(Source data Opens)
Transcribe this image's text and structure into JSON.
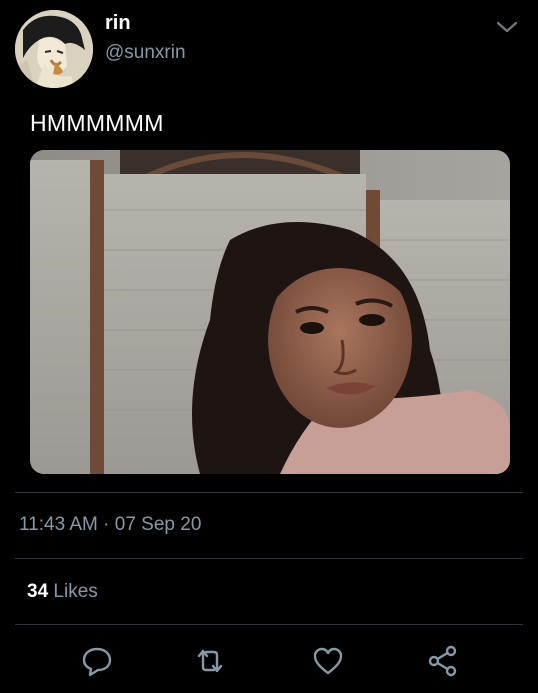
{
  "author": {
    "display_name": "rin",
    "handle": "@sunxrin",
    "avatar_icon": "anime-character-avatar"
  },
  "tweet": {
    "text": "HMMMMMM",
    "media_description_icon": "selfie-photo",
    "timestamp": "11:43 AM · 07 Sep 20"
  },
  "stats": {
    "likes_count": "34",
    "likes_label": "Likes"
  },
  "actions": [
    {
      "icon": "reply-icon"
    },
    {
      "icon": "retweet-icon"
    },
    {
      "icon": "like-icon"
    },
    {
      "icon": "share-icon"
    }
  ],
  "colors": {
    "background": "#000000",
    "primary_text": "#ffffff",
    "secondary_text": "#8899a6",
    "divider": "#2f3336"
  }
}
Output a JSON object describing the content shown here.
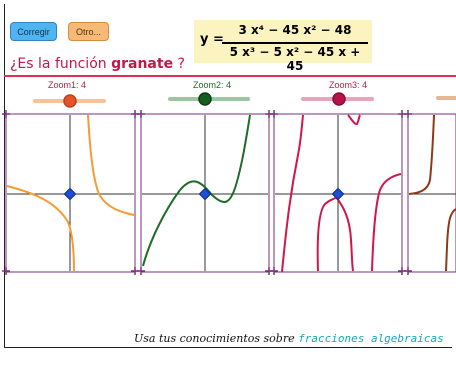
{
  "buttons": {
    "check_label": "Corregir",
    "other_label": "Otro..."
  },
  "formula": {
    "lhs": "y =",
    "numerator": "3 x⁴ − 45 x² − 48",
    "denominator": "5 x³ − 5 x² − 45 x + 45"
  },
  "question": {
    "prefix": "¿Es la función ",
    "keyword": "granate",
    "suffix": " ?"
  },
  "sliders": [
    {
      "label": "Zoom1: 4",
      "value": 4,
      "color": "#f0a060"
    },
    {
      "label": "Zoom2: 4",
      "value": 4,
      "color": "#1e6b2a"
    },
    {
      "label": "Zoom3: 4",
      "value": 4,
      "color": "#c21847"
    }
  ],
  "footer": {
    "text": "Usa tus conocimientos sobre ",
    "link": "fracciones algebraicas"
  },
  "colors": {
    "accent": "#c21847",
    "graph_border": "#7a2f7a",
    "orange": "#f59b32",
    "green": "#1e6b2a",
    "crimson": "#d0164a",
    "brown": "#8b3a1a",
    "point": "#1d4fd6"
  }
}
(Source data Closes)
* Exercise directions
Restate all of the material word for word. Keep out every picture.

* Solution below
Transcribe this image's text and structure into JSON.
{
  "author": {
    "display_name": "rin",
    "handle": "@sunxrin",
    "avatar_icon": "anime-character-avatar"
  },
  "tweet": {
    "text": "HMMMMMM",
    "media_description_icon": "selfie-photo",
    "timestamp": "11:43 AM · 07 Sep 20"
  },
  "stats": {
    "likes_count": "34",
    "likes_label": "Likes"
  },
  "actions": [
    {
      "icon": "reply-icon"
    },
    {
      "icon": "retweet-icon"
    },
    {
      "icon": "like-icon"
    },
    {
      "icon": "share-icon"
    }
  ],
  "colors": {
    "background": "#000000",
    "primary_text": "#ffffff",
    "secondary_text": "#8899a6",
    "divider": "#2f3336"
  }
}
Output a JSON object describing the content shown here.
{
  "buttons": {
    "check_label": "Corregir",
    "other_label": "Otro..."
  },
  "formula": {
    "lhs": "y =",
    "numerator": "3 x⁴ − 45 x² − 48",
    "denominator": "5 x³ − 5 x² − 45 x + 45"
  },
  "question": {
    "prefix": "¿Es la función ",
    "keyword": "granate",
    "suffix": " ?"
  },
  "sliders": [
    {
      "label": "Zoom1: 4",
      "value": 4,
      "color": "#f0a060"
    },
    {
      "label": "Zoom2: 4",
      "value": 4,
      "color": "#1e6b2a"
    },
    {
      "label": "Zoom3: 4",
      "value": 4,
      "color": "#c21847"
    }
  ],
  "footer": {
    "text": "Usa tus conocimientos sobre ",
    "link": "fracciones algebraicas"
  },
  "colors": {
    "accent": "#c21847",
    "graph_border": "#7a2f7a",
    "orange": "#f59b32",
    "green": "#1e6b2a",
    "crimson": "#d0164a",
    "brown": "#8b3a1a",
    "point": "#1d4fd6"
  }
}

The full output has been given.